Eagle ’69

‘Apollo 11’ was the first lunar-landing mission. Launched on July 16 (1969), the crew of ‘Neil A. Armstrong’, ‘Edwin E. Aldrin, Jr.’, and ‘Michael Allen Collins’ flew the spacecraft ‘Columbia’ (CSM) and ‘Eagle’ (LM). On July 20 (1969), ‘Armstrong’ and ‘Aldrin’ landed the ‘Eagle’ at the relatively flat and unobstructed Tranquillity site on the ‘Moon’, while ‘Collins’ remained in the ‘CSM’.

The ‘LM’ spent 21 hours 36 minutes on the lunar surface, and the crew spent 2 hours 31 minutes outside the ‘LM’ in a local area excursion on foot to a distance of approximately 50 m (160 ft) from Tranquillity Base. ‘Armstrong’ and ‘Aldrin’ evaluated the capability of working on the lunar surface, established a small scientific station, and collected 22 kg (49 lb) of lunar rocks and soil.

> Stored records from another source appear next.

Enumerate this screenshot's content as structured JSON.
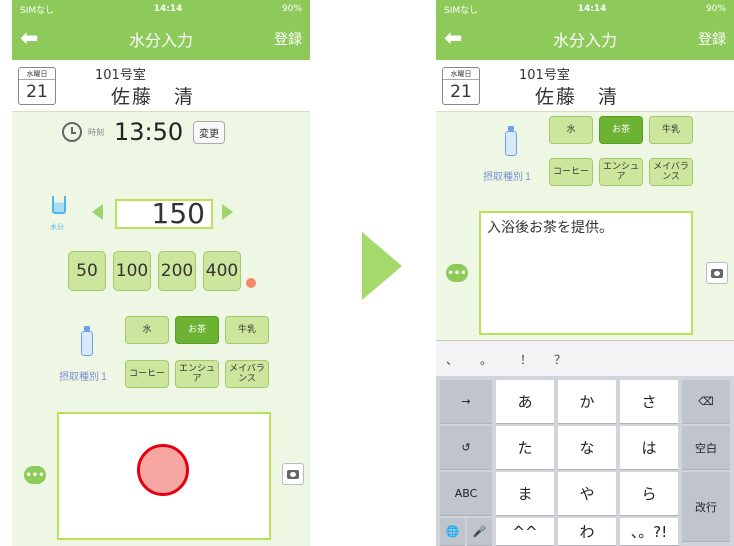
{
  "left": {
    "status": {
      "carrier": "SIMなし",
      "time": "14:14",
      "battery": "90%"
    },
    "nav": {
      "back": "⬅",
      "title": "水分入力",
      "register": "登録"
    },
    "header": {
      "weekday": "水曜日",
      "day": "21",
      "room": "101号室",
      "name": "佐藤　清"
    },
    "time_row": {
      "label": "時刻",
      "value": "13:50",
      "change": "変更"
    },
    "water": {
      "icon_caption": "水分",
      "amount": "150"
    },
    "quick_amounts": [
      "50",
      "100",
      "200",
      "400"
    ],
    "intake": {
      "label": "摂取種別１",
      "types": [
        "水",
        "お茶",
        "牛乳",
        "コーヒー",
        "エンシュア",
        "メイバランス"
      ],
      "selected": "お茶"
    }
  },
  "right": {
    "status": {
      "carrier": "SIMなし",
      "time": "14:14",
      "battery": "90%"
    },
    "nav": {
      "back": "⬅",
      "title": "水分入力",
      "register": "登録"
    },
    "header": {
      "weekday": "水曜日",
      "day": "21",
      "room": "101号室",
      "name": "佐藤　清"
    },
    "intake": {
      "label": "摂取種別１",
      "types": [
        "水",
        "お茶",
        "牛乳",
        "コーヒー",
        "エンシュア",
        "メイバランス"
      ],
      "selected": "お茶"
    },
    "memo": "入浴後お茶を提供。",
    "suggestions": [
      "、",
      "。",
      "！",
      "？"
    ],
    "keyboard": {
      "row1": [
        "→",
        "あ",
        "か",
        "さ",
        "⌫"
      ],
      "row2": [
        "↺",
        "た",
        "な",
        "は",
        "空白"
      ],
      "row3": [
        "ABC",
        "ま",
        "や",
        "ら",
        "改行"
      ],
      "row4": [
        "🌐",
        "🎤",
        "^^",
        "わ",
        "、。?!"
      ]
    }
  },
  "colors": {
    "accent": "#8dca5a",
    "selected": "#6cb233",
    "button": "#cde69e",
    "record": "#e60012"
  }
}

Using the descent stage of the ‘LM’ as a launching platform, the ascent stage of the ‘LM’ took off from the ‘Moon’ surface to rendezvous and dock with the ‘CSM’. The spacecraft departed lunar orbit over two days after arrival. This eight-day mission landed and was recovered safely in the ‘Pacific Ocean’. As a precautionary measure, the astronauts were quarantined for 14 days.

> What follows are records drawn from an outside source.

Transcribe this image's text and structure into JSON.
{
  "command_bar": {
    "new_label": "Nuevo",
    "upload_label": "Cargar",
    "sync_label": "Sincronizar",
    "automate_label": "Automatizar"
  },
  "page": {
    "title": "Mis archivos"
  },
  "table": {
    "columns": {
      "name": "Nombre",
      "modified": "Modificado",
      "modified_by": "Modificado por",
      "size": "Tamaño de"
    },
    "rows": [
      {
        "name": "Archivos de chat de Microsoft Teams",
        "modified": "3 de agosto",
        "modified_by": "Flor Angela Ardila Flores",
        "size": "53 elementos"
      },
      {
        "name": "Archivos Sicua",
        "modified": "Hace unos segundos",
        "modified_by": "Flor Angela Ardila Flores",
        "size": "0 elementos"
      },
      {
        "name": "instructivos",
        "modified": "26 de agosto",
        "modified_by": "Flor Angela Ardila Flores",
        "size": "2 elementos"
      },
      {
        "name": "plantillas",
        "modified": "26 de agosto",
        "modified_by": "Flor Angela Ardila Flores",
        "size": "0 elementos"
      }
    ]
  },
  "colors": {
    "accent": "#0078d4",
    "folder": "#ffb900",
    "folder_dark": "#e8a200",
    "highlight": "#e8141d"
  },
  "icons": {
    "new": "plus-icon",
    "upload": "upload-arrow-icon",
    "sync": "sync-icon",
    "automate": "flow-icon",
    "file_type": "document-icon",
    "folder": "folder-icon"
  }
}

Mac 1984

In (1977) ‘Apple’ introduced the ‘Apple II’, a personal computer able to generate color graphics, with its own keyboard, power supply, and eight slots for peripheral devices, which gave users wide possibilities for add-on devices and software programs.

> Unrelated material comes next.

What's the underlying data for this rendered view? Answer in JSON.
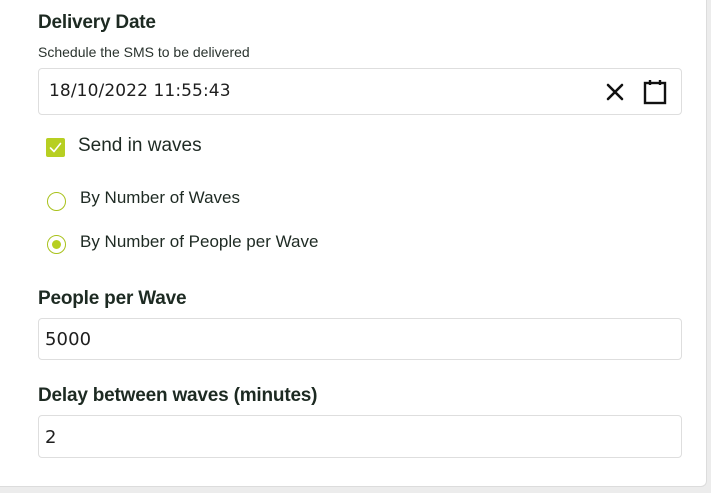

‘Apple’ established its corporate headquarters in ‘Cupertino’ in (1978). The ‘Apple III’ computer, introduced in (1980), sold poorly because of hardware problems and a high price. With ‘Apple II’ sales soaring, in (1982) ‘Apple’ became the first personal-computer company to record annual sales of $1 billion.

In (1983) ‘Apple’ introduced the ‘Lisa’, a personal computer designed for business use that incorporated a handheld mouse to select commands and control an on-screen cursor. The ‘Lisa’ was followed in (1984) by the ‘Macintosh’ personal computer, based on the 68000 microprocessor manufactured by ‘Motorola’. Like the ‘Lisa’, the ‘Macintosh’, also known as the ‘Mac’, incorporated a graphical user interface, which made the computer easy to operate for the novice user.

‘Apple’ entered the office market with the introduction of its ‘LaserWriter’ printer in (1985) and ‘Macintosh Plus’ computer in (1986), a combination that launched the desktop publishing revolution.

Although the company prospered in the early (1980), ‘Wozniak’ left ‘Apple’ in (1985) to start a company of his own. That same year disappointing sales and internal wrangling led to restructuring, the company’s first layoffs, and ‘Jobs’ departure from the company. ‘John Sculley’, whom ‘Jobs’ had hired in (1983) as ‘Apple’ president and chief executive officer, replaced ‘Jobs’ as chairman of the company’s board of directors.